Exercise:
For the material that follows, list every line containing the word "heading".

- Opening Delimiter -

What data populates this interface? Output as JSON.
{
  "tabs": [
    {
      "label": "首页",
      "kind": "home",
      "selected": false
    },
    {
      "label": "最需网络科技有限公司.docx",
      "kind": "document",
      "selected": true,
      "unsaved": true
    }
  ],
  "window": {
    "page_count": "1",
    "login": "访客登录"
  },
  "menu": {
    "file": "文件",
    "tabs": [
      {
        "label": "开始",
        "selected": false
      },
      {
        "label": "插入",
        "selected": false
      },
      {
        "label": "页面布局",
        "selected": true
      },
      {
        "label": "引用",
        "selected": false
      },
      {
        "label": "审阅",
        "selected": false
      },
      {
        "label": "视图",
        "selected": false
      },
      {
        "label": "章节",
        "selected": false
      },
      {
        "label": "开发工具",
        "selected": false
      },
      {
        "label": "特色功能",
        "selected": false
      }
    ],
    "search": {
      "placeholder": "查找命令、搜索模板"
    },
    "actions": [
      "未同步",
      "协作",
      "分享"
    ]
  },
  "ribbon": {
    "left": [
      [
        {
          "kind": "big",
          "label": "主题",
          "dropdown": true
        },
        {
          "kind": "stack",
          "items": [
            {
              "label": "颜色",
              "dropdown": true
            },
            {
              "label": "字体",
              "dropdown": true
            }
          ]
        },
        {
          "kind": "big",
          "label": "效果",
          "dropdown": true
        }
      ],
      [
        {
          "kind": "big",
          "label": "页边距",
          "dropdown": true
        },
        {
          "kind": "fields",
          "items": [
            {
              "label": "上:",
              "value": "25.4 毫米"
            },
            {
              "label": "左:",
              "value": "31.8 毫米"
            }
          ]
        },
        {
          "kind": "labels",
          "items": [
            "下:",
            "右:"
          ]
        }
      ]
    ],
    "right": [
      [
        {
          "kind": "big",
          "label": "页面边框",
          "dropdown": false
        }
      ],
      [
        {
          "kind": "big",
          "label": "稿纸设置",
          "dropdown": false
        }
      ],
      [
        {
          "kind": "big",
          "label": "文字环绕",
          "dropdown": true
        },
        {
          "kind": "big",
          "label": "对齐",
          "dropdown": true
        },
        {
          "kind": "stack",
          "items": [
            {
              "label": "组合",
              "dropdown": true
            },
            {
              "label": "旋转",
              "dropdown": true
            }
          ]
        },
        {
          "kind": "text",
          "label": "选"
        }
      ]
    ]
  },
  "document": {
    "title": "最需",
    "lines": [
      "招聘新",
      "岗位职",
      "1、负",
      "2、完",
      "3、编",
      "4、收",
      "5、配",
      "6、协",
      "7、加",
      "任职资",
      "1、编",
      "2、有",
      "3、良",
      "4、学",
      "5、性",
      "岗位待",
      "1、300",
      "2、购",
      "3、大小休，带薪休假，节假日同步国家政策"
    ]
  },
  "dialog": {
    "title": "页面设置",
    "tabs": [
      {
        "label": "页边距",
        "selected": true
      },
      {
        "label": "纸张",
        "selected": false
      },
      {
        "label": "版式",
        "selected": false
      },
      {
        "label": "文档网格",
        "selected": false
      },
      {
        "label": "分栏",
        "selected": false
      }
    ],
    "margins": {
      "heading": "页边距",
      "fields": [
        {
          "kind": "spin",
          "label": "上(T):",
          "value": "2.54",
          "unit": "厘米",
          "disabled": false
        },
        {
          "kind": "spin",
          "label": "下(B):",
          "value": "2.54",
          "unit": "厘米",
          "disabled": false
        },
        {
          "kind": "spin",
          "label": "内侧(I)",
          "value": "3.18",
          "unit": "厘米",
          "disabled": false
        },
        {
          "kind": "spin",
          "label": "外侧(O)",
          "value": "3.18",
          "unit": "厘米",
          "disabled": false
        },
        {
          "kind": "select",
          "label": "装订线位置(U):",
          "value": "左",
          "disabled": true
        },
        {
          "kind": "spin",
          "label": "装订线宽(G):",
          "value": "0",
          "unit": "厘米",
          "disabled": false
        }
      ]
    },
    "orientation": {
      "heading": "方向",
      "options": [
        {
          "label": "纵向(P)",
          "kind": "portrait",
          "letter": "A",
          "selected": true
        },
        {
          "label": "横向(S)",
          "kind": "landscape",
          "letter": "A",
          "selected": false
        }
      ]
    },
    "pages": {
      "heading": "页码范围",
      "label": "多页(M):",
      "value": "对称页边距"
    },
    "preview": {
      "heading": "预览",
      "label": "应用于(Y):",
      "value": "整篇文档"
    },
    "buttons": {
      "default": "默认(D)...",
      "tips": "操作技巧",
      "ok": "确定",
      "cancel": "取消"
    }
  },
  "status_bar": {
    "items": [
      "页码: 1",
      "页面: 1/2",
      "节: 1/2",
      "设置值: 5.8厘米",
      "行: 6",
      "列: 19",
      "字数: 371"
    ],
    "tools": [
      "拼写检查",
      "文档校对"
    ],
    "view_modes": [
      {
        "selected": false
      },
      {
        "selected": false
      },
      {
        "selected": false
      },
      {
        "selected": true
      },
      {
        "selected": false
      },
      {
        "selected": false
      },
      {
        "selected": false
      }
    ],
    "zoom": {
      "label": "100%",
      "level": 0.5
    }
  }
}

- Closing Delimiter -

Exercise response:
      "heading": "页边距",
      "heading": "方向",
      "heading": "页码范围",
      "heading": "预览",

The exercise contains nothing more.